More Misinformation from the Media:
One aspect of Donald Trump that has particularly bothered me has been his denunciations of immigrants. . . . I hope . . . [to] make people realize that we are all the descendants of immigrants. If you are a Native American, maybe your ancestors came 15,000 years ago; if you are English, perhaps 400 years ago. . . .
Yes, immigration brings challenges, including security risks that we’ve seen with terrorism. Yes, there are challenges, with immigrants sometimes displacing low-skilled workers in particular. But above all, immigrants bring hard work, diversity, and global connections. On balance, they strengthen this country. So we can’t have open borders, but neither should we vilify immigrants and scapegoat them. Because they are us. Right, Mr. Trump? – Speaking the Truth to Trump on Immigration, The Opinion Pages, The New York Times, Nicholas Kristof, 1/18/17.
Fact Check: President Trump has never denounced vetted legal immigrants. However, he did state that some illegal aliens are dangerous criminals. Why that obviously true statement should be controversial is hard to understand. In any case, immigration enthusiasts have seized it for their purposes. As they so commonly do, they conflate legal and illegal immigrants as if there is no difference between the two. Their notion at least suggests that they have little regard for American law and sovereignty—which further suggests that they have little regard for America, at least as most citizens understand the meaning.
The claim “we are all immigrants,” or descended from immigrants, is not strictly true. By general understanding, an immigrant is one who moves to a settled society. The people who pioneered and settled it, as well as their descendants, technically aren’t immigrant stock. Those who settled and laid the foundation of what is today our country were primarily the English settlers of 400 years ago and for some time thereafter. This “Englishness” is evident in our language and much of our culture.
But even if one accepts the idea that we are all immigrants and their descendants, this in no way implies what the immigration enthusiasts insinuate, namely that we are forever bound as “a nation of immigrants” to welcome the entire world to our shores. An analogy will illustrate. Let’s say that Joe applies for a job at the Acme Corporation. He informs the interviewer that he must be hired simply because he is applying. “After all,” he says, “nearly everyone here was once a job applicant like me, so Acme is a ‘company of job applicants’—so you must employ me.”

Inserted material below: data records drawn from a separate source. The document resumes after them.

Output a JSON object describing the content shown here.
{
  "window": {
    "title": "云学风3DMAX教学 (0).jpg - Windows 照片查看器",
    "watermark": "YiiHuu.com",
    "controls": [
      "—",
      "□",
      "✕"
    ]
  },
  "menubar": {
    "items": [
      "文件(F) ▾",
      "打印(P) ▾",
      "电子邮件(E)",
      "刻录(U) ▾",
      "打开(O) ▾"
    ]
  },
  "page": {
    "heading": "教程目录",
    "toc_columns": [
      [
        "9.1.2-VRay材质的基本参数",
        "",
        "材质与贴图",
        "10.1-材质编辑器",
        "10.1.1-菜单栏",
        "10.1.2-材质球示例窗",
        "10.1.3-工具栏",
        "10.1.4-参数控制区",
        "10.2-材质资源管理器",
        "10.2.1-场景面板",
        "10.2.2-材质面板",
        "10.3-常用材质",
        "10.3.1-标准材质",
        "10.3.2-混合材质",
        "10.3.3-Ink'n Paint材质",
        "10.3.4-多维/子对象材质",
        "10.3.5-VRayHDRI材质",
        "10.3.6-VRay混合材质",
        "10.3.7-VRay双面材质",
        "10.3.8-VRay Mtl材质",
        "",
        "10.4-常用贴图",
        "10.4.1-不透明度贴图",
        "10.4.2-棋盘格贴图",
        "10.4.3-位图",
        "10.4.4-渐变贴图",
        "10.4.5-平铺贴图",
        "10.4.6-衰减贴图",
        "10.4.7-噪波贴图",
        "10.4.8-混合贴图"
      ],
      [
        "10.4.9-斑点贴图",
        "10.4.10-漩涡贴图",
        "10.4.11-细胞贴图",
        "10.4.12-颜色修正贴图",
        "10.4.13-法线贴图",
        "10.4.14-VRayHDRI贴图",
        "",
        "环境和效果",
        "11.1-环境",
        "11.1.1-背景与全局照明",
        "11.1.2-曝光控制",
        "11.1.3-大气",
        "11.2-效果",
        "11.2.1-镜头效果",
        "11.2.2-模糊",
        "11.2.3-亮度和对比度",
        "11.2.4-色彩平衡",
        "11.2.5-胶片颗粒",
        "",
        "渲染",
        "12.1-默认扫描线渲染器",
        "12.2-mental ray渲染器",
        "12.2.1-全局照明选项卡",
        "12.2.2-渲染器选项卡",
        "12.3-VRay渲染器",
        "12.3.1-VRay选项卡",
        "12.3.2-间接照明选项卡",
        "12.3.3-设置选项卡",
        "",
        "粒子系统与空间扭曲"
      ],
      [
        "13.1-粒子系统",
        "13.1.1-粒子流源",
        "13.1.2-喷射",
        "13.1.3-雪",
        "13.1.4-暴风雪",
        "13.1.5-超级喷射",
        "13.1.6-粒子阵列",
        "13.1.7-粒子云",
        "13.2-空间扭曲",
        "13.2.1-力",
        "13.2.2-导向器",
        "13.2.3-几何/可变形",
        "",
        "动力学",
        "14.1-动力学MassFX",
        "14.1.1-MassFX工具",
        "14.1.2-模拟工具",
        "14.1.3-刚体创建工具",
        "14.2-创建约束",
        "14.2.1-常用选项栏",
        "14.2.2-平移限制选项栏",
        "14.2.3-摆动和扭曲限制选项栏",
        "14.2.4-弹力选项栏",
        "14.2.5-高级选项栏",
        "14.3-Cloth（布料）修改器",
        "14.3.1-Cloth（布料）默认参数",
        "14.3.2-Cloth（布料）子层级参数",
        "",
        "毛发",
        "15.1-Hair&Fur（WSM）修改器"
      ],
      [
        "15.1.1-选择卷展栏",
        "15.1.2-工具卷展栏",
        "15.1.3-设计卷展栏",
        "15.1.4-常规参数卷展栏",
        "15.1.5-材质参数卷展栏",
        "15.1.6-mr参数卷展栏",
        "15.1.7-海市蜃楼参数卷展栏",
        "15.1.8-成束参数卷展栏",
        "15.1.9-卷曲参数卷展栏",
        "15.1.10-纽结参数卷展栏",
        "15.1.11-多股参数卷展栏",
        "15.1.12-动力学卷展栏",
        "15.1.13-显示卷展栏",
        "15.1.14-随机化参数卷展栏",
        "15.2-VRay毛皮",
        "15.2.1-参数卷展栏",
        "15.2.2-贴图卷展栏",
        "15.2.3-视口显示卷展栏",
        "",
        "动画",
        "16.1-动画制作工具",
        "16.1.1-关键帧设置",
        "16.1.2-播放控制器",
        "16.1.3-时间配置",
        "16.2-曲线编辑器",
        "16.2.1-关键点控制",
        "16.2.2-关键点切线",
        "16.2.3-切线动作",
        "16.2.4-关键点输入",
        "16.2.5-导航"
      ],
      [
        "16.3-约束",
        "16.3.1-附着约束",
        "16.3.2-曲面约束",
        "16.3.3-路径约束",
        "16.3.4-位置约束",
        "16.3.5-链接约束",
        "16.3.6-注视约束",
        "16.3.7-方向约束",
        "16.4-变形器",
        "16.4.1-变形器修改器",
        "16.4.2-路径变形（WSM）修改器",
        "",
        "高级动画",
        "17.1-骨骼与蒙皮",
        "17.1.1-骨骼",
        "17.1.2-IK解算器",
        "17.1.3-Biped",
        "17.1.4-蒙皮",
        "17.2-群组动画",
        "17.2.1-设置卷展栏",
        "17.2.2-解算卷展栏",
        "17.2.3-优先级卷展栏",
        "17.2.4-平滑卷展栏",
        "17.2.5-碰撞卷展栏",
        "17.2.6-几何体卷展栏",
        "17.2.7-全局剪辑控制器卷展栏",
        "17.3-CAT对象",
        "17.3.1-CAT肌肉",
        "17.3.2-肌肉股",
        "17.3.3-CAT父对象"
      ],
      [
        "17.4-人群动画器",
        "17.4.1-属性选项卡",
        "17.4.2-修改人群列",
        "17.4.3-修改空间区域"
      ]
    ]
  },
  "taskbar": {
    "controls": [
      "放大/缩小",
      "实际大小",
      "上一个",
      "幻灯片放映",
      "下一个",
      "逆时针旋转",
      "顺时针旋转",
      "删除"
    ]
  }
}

One might imagine that the interviewer would reply, “Acme doesn’t exist to hire people; it hires people to serve its corporate purposes such as providing quality products and making a profit.” Similarly, America as a nation, doesn’t exist to admit immigrants. It exists first and foremost to serve its citizens and its national interests. A reasonable level of immigration might serve those purposes, but unending mass immigration doesn’t and never will.
Kristof implies immigration-derived diversity is an unmitigated benefit, one that always “strengthens this country.” But is diversity always good? That’s like asking if alcohol is good. It depends on the amount. Some scientists say that a glass of wine a day will promote good health. But does that prove that binge drinking whiskey will make you even healthier?
Since 1965, the U.S. has binged on immigration and diversity, and the consequences have not been good. One confirmation of this reality came from Harvard sociologist Robert Putnam who extensively studied the impact of diversity in cities across the country. He found that the more diversity there was, the less social and civic cohesion there was—a situation which doesn’t bode well for our national future. As a supporter of diversity, he was bothered by his findings.
Kristof deserves credit for acknowledging that there at least some downsides to immigration and that keeping our borders totally open is not a good idea. Nevertheless, he seems far closer to that position than any understanding of the need to moderate excessive immigration. He and journalists like him are much more inclined to “vilify and scapegoat” immigration restrictionists than paying heed to their legitimate concerns.